Although each of these three threats is often on the minds of those concerned about humanity’s impact on the environment, their direct effects can be challenging to monitor. According to the Audubon Society, osprey are expected to lose 79% of their breeding territory by the year 2080. This is due in part to warming temperatures, which will extend their ideal wintering range northward, while rising sea levels will limit the amount of land where temperatures are suitable for raising their young in the summer. Fish species that osprey rely on could move into deeper, colder water or die out completely, leaving less food to be found. The impact of tiny plastic particles, medications, and other pollutions on aquatic ecosystems is significant, though how osprey will respond to these relatively new pollutants is not yet clear.

Scientists can get a better understanding of how climate change and pollution  affect the way natural systems function by monitoring when the osprey return each year and their overall health. However, due to limitations in funding and time, it can sometimes be challenging for scientists to collect an in-depth, up-to-date, truly global data set.

“Citizen science is becoming an increasingly popular way for scientists to collect large volumes of high-quality data that in the past may not have been easily obtainable. Because citizen science relies on passionate volunteers to collect data, it is easier to gather information on a larger scale.”

If you are passionate about osprey and protecting the environment, or are interested in contributing to a global scientific effort, please consider becoming involved with Osprey Watch, a global community of observers focused on breeding osprey. By watching an osprey nest throughout the breeding season and recording what you see on their website, you can make a meaningful contribution to a project that hopes to monitor the effects of climate change, overfishing, and pollution. Visit to learn how to get involved.

This presentation was part of our Spring Birding Extravaganza: a free series of birding events held in partnership with Merrymeeting Audubon, Kennebec Estuary Land Trust, and Harpswell Heritage Land Trust.  Read more about this annual series at


Parking at Cathance River Nature Preserve

The status of Hiker Parking at Cathance River Nature Preserve remains in flux due to active development in the vicinity.  We will try to post updates as things change.

Please note that Ecology Center parking will be closed for paving at some points in the coming week (April 22-29), most likely on Tuesday.

Please respect roped off areas – cars will be towed by the contractor! No parking is allowed along the roads of Highland Green.

So what to do if you were hoping for a nice hike along the Cathance? We encourage you to use the parking at Head of Tide Park, which is plentiful and easy to access along the Cathance Road in Topsham.

Head of Tide Park is a just 1.4 mile hike from CRNP. From the Park, the Cathance River Trail (click for trailmap) snakes along the river and through its uplands, providing views of the pristine river and its undisturbed natural surroundings.
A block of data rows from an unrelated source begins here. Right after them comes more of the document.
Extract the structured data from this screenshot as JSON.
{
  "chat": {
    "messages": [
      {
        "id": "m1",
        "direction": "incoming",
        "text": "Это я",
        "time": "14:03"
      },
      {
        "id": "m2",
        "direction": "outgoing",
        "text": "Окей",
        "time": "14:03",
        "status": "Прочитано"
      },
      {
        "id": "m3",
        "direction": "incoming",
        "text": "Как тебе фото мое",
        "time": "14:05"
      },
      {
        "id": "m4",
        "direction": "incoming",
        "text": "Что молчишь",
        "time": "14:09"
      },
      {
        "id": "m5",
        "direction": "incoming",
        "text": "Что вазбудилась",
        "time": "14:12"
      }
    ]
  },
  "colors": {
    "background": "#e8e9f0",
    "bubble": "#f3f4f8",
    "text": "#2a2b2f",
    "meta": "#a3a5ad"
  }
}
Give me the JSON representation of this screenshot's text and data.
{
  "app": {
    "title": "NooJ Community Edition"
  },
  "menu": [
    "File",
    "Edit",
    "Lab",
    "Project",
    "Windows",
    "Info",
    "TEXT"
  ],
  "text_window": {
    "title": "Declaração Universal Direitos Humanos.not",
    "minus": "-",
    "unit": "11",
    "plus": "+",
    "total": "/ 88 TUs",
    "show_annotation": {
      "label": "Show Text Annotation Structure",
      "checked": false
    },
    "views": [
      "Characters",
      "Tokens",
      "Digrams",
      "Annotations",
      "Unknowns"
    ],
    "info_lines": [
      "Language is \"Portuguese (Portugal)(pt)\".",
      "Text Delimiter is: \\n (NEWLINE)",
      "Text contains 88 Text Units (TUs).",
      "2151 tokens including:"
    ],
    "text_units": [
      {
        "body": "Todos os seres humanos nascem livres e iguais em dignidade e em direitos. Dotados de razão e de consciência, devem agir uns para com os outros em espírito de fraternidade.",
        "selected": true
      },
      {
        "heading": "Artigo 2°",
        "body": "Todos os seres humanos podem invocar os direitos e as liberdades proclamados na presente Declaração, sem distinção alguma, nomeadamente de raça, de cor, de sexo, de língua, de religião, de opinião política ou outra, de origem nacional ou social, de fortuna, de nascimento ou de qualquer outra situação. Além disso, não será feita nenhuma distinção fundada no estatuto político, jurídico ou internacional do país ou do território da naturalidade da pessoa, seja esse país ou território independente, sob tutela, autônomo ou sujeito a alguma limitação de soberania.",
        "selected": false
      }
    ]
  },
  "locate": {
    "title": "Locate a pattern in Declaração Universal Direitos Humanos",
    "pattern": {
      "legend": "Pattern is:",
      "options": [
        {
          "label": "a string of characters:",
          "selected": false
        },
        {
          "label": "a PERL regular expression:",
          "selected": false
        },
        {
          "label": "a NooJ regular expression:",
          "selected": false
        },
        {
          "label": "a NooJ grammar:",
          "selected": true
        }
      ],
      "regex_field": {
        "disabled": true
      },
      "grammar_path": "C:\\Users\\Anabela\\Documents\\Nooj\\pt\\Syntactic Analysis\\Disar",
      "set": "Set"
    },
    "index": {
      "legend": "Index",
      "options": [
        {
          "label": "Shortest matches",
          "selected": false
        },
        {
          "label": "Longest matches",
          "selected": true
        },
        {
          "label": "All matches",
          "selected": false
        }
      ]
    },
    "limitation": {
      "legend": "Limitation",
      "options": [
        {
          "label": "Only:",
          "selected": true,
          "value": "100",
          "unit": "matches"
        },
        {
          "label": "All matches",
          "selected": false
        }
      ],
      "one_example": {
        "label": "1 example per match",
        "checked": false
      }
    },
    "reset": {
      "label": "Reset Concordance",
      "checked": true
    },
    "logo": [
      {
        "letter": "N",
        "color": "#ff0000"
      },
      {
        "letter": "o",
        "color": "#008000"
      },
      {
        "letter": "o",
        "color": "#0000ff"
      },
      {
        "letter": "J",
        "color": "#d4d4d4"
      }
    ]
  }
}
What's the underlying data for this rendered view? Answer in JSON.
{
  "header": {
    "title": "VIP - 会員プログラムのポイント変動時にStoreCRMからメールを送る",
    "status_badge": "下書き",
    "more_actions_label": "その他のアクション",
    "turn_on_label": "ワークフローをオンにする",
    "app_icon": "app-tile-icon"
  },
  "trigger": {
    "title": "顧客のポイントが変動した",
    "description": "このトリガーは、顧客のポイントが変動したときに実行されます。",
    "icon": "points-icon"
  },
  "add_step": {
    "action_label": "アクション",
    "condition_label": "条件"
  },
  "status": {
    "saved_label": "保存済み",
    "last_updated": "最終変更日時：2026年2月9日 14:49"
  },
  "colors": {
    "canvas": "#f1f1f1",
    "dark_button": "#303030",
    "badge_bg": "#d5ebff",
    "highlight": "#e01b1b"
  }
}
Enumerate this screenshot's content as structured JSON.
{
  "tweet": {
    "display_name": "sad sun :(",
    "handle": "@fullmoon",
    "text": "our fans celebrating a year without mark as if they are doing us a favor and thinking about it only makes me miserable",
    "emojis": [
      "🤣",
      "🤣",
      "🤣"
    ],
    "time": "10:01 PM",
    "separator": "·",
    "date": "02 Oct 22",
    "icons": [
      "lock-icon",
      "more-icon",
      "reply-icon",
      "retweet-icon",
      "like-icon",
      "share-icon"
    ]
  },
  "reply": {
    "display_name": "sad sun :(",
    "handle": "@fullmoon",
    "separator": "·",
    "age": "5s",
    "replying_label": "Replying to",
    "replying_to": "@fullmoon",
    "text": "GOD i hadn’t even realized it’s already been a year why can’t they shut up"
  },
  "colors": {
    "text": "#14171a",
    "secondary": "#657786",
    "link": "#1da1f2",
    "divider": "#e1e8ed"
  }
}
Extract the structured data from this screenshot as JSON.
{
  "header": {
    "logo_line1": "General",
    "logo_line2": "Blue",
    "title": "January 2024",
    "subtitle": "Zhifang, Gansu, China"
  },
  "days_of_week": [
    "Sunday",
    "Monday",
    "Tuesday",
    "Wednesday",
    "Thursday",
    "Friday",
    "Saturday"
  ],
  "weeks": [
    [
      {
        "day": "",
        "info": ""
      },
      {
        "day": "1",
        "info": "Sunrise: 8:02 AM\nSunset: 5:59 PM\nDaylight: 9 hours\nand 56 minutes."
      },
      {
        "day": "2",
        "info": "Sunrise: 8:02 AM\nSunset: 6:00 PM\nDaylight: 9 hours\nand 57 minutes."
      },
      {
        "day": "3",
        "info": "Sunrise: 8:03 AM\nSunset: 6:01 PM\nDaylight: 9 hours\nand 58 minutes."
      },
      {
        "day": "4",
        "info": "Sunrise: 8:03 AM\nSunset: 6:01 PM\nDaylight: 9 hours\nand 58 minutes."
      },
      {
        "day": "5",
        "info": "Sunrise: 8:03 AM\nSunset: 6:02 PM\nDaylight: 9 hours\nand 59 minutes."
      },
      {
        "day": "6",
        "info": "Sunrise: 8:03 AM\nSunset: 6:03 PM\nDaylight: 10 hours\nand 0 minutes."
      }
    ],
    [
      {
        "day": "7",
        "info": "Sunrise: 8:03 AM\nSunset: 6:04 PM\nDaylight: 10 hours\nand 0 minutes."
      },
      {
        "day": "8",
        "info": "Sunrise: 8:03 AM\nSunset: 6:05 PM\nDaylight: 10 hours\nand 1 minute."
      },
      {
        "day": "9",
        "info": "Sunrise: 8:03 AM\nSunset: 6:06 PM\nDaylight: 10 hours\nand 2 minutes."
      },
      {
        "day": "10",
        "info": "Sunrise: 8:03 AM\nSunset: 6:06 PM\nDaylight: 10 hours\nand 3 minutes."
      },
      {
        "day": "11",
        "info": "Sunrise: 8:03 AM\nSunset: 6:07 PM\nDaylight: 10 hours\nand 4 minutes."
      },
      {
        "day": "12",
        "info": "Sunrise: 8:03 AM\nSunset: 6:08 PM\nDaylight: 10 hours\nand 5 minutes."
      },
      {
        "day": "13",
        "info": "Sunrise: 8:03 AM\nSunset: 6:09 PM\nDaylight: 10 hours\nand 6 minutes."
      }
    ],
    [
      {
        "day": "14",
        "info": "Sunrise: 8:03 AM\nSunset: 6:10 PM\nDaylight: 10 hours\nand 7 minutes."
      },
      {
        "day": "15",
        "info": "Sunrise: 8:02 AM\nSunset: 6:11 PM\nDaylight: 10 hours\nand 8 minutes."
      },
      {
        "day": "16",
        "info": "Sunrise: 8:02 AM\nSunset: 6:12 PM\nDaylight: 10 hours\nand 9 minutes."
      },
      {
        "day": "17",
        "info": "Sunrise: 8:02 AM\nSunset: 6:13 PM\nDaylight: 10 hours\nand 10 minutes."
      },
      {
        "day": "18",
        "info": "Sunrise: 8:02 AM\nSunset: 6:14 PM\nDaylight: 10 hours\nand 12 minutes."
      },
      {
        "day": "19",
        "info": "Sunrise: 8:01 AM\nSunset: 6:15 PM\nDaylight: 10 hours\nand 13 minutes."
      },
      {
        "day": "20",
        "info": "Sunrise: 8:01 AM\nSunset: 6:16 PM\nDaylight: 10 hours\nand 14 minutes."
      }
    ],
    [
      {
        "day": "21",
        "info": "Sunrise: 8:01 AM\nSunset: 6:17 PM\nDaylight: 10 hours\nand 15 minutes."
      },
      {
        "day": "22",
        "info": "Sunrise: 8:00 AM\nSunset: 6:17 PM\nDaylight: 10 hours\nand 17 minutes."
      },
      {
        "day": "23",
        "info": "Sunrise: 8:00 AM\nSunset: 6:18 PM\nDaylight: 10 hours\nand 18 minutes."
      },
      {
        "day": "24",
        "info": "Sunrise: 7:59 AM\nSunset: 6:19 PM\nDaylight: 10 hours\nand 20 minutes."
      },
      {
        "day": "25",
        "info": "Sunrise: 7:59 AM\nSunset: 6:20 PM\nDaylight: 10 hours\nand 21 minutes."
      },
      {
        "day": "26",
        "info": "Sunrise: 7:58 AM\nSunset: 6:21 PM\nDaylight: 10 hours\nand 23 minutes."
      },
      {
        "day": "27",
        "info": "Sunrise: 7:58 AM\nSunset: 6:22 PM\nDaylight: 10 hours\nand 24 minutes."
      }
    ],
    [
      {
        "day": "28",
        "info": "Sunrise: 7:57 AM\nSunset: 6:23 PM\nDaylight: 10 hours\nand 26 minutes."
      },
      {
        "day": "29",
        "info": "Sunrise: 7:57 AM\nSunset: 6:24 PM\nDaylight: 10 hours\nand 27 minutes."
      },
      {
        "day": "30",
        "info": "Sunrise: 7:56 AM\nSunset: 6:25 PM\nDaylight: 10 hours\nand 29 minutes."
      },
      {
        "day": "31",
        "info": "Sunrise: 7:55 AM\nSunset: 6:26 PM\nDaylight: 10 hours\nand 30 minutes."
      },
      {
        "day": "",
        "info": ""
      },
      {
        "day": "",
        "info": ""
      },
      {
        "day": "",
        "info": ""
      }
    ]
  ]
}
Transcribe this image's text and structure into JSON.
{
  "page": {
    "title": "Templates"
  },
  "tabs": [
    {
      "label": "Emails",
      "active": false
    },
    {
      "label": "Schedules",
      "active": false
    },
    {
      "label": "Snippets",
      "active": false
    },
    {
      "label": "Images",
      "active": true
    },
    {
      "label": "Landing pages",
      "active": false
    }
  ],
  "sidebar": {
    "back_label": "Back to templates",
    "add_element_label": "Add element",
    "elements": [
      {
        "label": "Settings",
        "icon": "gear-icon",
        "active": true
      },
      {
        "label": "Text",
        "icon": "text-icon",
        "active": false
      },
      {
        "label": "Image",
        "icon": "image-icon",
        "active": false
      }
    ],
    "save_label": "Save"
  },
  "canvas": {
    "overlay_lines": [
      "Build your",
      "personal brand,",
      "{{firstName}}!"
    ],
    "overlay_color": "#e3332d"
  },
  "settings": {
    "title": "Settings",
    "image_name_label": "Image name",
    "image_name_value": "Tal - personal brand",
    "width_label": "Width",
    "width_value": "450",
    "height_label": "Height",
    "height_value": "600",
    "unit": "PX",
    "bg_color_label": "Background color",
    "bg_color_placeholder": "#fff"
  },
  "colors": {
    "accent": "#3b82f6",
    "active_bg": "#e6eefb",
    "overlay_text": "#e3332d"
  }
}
The trail leads to the impressive 60-foot aluminum Clay Brook pedestrian bridge which was locally designed and fabricated and provides a trail connection to CRNP. Click HERE to read more about how this great trail connection was made possible.

Another option is to park at the golf clubhouse at Highland Green and walk on the sidewalk to trails. It is about half a mile to the golf cart path across from Sparrow Drive, which provides access to the Heath Trail. It is about ¾ mile to the trailhead at the Ecology Center.

Happy hiking!